Cohen added, “The only way we’re going to be able to facilitate any semblance of what we typically consider to be a fair conversation in which there is a free flowing of ideas, is going to have to be to take some more authoritative steps.”

Steipleman also pointed out an effect of this move saying, “I think the ripple effects of engaging in such an interventional action is that it will be seen as yet another partisan tool that can be utilized whenever a biased arbiter wants and not as an independent moderator trying to get control of the debate.”

Cohen also spoke to Chris Wallace’s performance as the moderator saying, “I don’t think there was really anything he had at his disposal to use that he didn’t. I don’t think given the tools he had he is really at fault for anything.”

While President Trumps recent Covid diagnosis leaves future presidential debates up in the air, the vice presidential debates are moving forward, the first of which takes place on Wednesday, October 7th at 8pm. The P&G will be live tweeting updates via twitter @KewpieMedia. But with everything that happened in the first presidential debate, are these debates even worth watching anymore?

When asked if the debates were helpful to the American people Wunn said, “I think it’s a privilege for a candidate to be in the position to be able to share with the American people their plans or beliefs on the way that the most powerful office in the world ought to be run and the way that the policy ought to govern our democracy. I think that is a privilege. I think that it is a right as an informed citizen to be able to have access to debates of our candidates, so that we can, if the debate’s done properly, get core questions answered, so we can exercise our greatest right, which is our right to vote.”

Eddy added, “Undecided voters stand to lose the most if we talk about canceling presidential debates, so obviously, there are adjustments we need to make within our current system to make those more beneficial to everyone.”

And if any of the candidates are reading this, perhaps there is something they could learn from high school debaters as well.

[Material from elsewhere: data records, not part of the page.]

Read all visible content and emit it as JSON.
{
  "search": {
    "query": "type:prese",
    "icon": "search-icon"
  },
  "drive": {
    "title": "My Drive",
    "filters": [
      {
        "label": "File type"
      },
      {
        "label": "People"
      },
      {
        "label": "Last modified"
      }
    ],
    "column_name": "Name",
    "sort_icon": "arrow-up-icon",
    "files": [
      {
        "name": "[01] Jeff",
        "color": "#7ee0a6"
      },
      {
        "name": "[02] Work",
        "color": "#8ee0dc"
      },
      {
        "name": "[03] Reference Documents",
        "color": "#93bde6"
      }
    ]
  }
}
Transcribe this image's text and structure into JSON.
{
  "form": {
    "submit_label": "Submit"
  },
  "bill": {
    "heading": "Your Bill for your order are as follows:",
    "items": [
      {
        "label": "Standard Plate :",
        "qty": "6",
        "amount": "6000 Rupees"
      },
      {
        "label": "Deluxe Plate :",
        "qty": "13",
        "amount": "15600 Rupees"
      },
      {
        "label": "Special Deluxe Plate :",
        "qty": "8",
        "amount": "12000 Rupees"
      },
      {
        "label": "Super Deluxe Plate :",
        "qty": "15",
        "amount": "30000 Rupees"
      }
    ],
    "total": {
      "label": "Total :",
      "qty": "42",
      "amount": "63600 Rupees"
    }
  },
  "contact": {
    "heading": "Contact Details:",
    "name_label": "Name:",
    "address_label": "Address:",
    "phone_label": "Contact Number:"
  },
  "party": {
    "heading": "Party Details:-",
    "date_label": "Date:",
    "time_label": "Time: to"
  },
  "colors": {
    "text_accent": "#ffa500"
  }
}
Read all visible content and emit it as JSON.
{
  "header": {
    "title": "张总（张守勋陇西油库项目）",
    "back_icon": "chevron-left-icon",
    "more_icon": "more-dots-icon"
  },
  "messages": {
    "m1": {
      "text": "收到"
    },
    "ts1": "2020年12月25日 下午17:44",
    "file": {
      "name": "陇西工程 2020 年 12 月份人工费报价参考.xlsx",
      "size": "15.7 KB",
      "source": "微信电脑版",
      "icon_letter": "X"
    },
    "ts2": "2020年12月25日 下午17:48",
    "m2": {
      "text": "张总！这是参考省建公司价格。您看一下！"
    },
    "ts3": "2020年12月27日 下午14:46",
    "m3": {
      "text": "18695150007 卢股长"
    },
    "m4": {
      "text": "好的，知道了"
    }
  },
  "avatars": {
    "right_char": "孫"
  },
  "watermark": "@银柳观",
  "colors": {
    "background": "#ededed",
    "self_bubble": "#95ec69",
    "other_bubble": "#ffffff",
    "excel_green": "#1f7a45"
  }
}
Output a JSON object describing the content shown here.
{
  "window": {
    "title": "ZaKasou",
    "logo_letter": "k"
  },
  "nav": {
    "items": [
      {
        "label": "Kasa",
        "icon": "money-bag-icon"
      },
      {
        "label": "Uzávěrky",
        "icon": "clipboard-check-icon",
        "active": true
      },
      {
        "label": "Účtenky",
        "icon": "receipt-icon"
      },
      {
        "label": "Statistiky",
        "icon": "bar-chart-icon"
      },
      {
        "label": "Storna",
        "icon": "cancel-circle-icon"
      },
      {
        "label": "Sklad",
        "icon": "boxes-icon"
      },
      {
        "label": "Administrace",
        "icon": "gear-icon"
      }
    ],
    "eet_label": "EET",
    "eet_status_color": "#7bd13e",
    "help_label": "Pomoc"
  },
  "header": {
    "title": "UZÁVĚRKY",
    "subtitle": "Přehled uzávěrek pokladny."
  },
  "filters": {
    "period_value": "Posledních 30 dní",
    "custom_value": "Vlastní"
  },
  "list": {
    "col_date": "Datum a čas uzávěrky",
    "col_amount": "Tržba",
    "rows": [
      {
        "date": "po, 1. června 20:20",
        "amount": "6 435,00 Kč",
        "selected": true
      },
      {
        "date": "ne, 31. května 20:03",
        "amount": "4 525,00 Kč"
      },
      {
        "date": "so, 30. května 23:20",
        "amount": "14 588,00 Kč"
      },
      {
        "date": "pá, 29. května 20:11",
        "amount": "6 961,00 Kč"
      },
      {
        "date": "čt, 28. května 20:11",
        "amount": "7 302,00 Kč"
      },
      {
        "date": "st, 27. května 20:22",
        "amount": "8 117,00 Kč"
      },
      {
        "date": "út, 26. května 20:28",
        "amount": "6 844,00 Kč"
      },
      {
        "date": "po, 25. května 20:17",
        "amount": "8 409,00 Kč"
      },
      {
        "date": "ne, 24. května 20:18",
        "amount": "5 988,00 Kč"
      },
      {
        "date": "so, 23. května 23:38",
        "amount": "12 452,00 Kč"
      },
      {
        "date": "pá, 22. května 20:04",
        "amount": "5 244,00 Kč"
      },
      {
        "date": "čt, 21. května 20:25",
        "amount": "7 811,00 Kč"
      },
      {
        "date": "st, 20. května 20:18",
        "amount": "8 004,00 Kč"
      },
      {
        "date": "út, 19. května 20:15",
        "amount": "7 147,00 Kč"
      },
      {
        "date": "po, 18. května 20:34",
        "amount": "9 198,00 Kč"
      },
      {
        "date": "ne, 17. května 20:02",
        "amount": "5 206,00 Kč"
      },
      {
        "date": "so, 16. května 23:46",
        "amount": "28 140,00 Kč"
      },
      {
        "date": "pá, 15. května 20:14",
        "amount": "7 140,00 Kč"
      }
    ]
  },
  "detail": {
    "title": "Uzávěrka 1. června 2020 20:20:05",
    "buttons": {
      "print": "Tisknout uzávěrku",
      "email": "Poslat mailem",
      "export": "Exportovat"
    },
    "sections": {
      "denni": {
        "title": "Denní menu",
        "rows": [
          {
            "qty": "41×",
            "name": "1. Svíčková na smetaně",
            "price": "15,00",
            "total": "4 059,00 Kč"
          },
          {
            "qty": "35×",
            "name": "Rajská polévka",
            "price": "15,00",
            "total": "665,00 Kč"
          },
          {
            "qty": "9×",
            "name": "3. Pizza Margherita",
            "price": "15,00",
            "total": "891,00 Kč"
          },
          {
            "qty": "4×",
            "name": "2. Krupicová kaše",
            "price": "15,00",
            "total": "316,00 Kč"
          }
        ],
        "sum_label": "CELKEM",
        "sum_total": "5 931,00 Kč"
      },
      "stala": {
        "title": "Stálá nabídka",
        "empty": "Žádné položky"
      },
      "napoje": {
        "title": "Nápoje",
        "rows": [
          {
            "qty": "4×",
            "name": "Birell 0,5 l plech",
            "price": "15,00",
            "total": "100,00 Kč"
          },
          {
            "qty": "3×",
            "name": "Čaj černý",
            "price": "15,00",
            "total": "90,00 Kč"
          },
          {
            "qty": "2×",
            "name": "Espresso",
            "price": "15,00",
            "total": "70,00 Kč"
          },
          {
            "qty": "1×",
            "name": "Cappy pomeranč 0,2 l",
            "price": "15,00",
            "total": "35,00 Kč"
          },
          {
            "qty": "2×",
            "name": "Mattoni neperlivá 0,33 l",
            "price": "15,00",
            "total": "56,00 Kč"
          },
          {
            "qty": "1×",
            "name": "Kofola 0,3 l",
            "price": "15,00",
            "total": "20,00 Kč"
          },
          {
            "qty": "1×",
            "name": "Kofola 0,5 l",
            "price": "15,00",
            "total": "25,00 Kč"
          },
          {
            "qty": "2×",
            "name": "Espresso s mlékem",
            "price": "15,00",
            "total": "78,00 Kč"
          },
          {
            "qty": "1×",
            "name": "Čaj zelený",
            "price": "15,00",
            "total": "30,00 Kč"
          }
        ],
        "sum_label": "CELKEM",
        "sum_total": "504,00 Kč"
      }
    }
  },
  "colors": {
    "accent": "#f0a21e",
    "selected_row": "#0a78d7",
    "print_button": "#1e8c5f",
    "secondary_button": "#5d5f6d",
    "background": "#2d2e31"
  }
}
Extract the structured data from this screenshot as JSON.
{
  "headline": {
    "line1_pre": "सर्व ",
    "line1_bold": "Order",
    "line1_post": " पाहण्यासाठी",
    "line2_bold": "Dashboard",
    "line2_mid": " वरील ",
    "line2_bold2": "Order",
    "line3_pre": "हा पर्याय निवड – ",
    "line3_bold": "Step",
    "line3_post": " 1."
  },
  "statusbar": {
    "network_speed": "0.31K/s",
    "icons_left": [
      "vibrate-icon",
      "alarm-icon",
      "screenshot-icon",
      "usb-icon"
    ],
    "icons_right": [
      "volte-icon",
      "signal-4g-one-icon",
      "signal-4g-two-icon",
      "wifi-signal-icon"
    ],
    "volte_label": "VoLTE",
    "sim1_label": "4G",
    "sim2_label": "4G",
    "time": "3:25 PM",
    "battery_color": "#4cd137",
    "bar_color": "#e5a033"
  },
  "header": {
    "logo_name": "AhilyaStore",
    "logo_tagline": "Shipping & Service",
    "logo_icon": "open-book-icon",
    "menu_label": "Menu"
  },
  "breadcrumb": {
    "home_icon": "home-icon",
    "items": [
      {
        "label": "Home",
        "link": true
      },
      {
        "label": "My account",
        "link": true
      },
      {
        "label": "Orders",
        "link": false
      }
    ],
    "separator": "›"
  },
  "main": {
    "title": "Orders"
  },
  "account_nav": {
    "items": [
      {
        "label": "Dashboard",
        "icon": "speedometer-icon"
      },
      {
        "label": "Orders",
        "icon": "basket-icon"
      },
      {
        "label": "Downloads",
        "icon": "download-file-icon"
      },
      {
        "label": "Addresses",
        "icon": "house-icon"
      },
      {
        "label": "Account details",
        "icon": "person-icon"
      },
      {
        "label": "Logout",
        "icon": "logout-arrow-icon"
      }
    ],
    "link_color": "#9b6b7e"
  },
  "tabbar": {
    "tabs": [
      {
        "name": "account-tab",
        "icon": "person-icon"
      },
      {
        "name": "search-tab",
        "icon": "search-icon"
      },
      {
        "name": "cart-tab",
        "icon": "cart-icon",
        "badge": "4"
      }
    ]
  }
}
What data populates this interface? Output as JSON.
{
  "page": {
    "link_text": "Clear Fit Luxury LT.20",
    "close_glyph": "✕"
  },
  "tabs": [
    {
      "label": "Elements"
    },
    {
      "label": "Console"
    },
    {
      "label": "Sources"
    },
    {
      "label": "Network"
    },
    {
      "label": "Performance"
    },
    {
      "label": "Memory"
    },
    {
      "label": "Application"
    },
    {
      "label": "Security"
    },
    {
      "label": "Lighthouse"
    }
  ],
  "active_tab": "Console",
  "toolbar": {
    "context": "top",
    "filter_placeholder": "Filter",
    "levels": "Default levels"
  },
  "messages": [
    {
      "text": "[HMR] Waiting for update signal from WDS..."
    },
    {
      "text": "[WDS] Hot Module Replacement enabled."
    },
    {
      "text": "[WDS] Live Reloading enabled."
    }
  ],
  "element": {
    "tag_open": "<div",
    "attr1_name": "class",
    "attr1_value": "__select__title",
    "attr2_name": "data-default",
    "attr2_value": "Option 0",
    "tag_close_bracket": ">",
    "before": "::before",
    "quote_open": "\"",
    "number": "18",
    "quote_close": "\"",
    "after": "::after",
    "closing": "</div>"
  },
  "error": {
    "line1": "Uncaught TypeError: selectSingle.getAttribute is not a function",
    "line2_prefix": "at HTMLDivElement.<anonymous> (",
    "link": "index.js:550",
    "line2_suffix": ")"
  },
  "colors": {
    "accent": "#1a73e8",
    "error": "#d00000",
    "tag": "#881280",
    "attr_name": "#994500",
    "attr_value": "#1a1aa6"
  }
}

Speaking to the character of student debaters, Wunn said, “People are pushing back on their perceived lack of decorum on the highest level, to make sure it isn’t occurring at the local academic club. Our judges are more cognizant of it, our coaches are more cognizant of it, and my highest praise right now is for the current high school and young college students, because I believe they are most actively involved in us treating each other the way that we should be treating each other: fairly and with kindness.”